Up the other end, Crewe were gradually causing more and more problems as they fed on errors by Cardiff players – Owen and Josh Yorwerth both gave away possession in dangerous areas which led to free kicks which saw keeper Wilson touch one over and then lose the flight of a cross which was headed not too far wide.
A goal was coming and, although there was a touch of good fortune about it when it did, there could be no denying that it was deserved – Leitch-Smith’s deflected effort from fifteen yards easily beating Wilson in the twenty sixth minute. After that, the visitors wasted some decent counter attacking opportunities, but with five minutes of the half left they were able to take a lead that was more in line with the extent of their superiority when Waters scored from close range – there were appeals for offside from City’s back line, but they would have been better served examining their poor defending, rather than looking for a flag that was never going to come.

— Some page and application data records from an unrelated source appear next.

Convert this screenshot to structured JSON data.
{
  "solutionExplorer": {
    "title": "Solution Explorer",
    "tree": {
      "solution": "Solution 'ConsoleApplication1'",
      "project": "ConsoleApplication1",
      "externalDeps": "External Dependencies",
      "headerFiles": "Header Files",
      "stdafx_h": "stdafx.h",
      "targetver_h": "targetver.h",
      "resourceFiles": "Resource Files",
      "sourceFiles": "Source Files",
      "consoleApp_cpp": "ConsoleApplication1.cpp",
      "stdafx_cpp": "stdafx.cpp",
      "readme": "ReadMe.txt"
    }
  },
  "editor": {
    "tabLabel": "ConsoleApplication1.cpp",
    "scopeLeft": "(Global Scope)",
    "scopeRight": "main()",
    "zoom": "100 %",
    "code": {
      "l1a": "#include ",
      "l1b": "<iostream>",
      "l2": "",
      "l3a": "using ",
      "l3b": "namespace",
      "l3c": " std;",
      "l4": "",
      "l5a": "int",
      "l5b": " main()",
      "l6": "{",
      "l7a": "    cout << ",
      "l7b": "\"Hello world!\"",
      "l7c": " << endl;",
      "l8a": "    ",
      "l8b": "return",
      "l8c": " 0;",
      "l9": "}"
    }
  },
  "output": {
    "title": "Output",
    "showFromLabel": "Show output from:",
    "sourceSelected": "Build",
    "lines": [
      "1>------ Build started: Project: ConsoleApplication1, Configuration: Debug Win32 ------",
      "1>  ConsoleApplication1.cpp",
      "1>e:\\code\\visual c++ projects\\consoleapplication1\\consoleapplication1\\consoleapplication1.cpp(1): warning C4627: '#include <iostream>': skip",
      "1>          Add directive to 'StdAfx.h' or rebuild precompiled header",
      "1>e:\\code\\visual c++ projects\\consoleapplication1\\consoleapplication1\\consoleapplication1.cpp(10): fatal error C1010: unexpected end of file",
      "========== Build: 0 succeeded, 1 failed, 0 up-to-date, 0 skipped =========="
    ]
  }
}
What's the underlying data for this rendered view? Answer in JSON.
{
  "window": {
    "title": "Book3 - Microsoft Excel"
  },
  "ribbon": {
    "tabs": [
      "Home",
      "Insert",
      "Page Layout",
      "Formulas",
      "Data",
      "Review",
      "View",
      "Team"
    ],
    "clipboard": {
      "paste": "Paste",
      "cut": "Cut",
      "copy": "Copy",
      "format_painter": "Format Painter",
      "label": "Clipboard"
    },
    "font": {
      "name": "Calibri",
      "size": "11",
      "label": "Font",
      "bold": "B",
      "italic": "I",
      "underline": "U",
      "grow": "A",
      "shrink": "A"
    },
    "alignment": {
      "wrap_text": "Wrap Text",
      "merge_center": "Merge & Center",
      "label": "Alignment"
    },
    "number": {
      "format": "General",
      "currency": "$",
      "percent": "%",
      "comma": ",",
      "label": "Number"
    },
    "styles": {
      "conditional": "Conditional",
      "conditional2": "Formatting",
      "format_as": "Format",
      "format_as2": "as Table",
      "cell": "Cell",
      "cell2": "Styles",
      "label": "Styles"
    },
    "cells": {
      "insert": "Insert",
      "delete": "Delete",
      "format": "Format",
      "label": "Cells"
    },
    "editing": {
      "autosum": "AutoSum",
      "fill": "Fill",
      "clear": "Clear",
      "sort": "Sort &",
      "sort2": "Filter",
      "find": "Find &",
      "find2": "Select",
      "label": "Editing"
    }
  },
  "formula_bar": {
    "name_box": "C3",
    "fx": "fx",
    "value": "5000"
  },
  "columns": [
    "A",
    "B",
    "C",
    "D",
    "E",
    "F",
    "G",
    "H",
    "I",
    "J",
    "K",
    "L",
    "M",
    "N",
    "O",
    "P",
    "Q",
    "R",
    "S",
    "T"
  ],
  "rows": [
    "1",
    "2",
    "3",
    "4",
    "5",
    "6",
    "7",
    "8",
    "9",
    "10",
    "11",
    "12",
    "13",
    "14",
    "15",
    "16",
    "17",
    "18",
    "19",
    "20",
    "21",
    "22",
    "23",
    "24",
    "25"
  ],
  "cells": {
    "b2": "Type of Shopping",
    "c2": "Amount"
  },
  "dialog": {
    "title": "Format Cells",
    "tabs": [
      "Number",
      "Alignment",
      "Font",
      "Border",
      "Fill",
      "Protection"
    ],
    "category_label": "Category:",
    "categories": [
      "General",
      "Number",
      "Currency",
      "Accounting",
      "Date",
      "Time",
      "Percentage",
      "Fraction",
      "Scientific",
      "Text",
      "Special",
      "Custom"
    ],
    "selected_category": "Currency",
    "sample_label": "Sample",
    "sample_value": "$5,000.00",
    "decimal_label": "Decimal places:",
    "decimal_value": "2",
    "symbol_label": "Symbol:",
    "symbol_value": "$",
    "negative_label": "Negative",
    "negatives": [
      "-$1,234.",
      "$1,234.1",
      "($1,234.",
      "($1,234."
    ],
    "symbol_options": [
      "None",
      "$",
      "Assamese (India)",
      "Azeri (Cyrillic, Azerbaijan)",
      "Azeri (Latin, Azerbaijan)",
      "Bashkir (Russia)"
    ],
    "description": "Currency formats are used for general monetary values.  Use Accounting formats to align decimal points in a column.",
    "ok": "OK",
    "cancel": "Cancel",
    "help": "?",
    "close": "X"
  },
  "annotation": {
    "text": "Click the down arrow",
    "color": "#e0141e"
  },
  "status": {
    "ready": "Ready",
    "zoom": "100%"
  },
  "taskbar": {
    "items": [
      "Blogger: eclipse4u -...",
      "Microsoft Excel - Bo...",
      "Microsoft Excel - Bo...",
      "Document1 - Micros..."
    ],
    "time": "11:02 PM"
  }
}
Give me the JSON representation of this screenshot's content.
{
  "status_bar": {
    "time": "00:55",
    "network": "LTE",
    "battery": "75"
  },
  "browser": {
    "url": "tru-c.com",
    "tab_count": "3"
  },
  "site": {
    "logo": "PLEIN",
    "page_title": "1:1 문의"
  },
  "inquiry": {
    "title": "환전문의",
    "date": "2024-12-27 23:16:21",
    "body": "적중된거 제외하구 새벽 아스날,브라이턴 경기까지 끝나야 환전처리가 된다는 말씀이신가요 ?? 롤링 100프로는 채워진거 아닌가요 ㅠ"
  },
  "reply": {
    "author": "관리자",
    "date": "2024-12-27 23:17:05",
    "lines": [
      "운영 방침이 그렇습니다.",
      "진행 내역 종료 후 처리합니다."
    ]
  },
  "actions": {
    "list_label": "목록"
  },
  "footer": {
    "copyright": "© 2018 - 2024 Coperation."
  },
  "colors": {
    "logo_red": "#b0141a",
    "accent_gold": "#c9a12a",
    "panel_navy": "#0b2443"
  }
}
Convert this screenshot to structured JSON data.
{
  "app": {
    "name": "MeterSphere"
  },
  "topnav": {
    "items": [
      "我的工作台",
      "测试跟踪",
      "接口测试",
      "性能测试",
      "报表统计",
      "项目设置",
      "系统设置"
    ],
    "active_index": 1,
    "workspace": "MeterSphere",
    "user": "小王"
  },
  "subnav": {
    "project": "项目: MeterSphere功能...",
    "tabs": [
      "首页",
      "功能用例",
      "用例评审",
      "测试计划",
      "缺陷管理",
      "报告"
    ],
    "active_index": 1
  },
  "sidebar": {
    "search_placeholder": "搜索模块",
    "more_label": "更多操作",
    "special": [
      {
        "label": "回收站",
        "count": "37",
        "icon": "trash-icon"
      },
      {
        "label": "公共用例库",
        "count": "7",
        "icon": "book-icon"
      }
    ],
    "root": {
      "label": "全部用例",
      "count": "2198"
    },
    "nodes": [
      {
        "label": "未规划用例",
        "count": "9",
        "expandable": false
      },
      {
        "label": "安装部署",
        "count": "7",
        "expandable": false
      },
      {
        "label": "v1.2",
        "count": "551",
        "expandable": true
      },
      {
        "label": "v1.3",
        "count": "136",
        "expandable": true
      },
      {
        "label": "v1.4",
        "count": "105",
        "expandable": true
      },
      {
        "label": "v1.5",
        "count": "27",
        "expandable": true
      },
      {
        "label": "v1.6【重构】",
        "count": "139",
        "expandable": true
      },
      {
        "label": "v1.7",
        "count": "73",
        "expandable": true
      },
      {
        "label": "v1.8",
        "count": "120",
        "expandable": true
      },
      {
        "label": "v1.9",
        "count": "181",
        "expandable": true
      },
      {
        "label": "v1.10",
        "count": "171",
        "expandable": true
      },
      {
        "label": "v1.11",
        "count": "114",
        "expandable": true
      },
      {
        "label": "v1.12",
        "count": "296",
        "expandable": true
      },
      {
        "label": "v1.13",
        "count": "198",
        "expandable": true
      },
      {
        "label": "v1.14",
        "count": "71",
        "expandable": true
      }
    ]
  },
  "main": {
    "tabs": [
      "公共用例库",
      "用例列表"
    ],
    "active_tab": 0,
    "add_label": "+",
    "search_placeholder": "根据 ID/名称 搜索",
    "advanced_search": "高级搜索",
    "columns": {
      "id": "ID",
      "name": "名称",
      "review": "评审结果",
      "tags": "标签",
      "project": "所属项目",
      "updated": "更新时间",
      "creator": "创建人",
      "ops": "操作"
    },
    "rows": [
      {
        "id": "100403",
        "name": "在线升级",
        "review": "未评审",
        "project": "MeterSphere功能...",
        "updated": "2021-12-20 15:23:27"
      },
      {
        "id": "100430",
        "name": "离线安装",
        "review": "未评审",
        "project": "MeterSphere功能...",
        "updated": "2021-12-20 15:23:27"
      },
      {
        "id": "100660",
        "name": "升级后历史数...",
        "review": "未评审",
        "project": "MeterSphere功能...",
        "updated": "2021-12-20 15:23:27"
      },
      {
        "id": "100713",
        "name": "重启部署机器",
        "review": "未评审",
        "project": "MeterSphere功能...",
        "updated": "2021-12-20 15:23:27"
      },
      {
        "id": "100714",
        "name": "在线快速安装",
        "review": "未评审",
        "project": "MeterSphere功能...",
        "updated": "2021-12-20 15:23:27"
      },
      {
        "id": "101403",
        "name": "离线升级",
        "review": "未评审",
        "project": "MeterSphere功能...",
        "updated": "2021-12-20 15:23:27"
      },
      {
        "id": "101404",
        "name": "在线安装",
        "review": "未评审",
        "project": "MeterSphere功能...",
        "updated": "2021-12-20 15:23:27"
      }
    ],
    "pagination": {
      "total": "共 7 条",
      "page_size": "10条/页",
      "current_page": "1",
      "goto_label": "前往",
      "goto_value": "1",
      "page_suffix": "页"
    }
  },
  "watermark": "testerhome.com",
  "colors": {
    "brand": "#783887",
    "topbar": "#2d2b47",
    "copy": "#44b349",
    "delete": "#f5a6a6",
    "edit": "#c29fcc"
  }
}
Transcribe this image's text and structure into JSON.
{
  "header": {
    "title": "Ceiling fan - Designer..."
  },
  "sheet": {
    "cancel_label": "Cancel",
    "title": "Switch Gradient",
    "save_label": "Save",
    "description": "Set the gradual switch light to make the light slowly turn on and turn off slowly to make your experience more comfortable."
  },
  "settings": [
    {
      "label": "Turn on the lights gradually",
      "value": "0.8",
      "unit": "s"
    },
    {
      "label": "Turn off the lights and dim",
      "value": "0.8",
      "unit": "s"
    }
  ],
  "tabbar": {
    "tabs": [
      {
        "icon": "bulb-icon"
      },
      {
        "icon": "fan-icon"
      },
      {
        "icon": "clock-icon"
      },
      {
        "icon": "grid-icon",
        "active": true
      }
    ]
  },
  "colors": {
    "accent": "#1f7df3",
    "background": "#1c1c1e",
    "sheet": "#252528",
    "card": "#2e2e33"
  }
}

Fair play to City, they had a go in the second half and they should have had a penalty for a clear handball by a Crewe defender. If City got no help from the officials there, then I think that was balanced up on the hour mark when Crewe’s Wales Under 21 defender George Ray was shown a red card for bringing down Healey – Ray was judged to be the last man, but it seemed to me that his centreback partner Mellor could have got across to challenge the City striker as well.
Nothing came of O’Sullivan’s free kick, but Phillips had to make good saves from him and Healey in the minutes which followed and Yorweth was able to win a series of headers from dead ball situations which could have led to goals on another day.
Any hopes of City mounting a dramatic late come back though ended when Wilson dived over a shot from right back Baillie with ten minutes left and with time almost up, the other full back Melling completed the scoring.
When the scoreline is as clear cut as 4-0, there cannot really be any doubting it’s validity and I’m afraid City got what they deserved last night. I thought Brad Williams did well in the holding midfield role, but no one else shone in the team – for example, Tom James, Yowerth, Theo Wharton, O’Sullivan and Healey are all a lot better than they showed last night.
One poor defeat should not overshadow a season which has seen the City Under 21’s win their league and, certainly in the second half of the campaign, they largely did so with a team which, unlike last season, was often made up solely of youngsters. However, having seen all but one of our home matches, it must be said that Under 21 games in 13/14 were not as easy on the eye as they were in 12/13 when the team tended to win matches with a degree of style. This time around there has been less goals and less creativity with matches often being decided by single goal margins.
Invariably, tight games ended up going in City’s favour because Rhys Healey again proved that he is a very good finisher at this level – he’s not the complete player yet by any means, but, for me, Healey is the clear winner of my award for Under 21 team Player of the Year 2013/14 and I’ll just mention in passing that at Under 18 level Curtis Watkins edges out Tom James (who didn’t play much for the Academy team in the second half of the season), Robbie Patten and Tom Burridge for the award.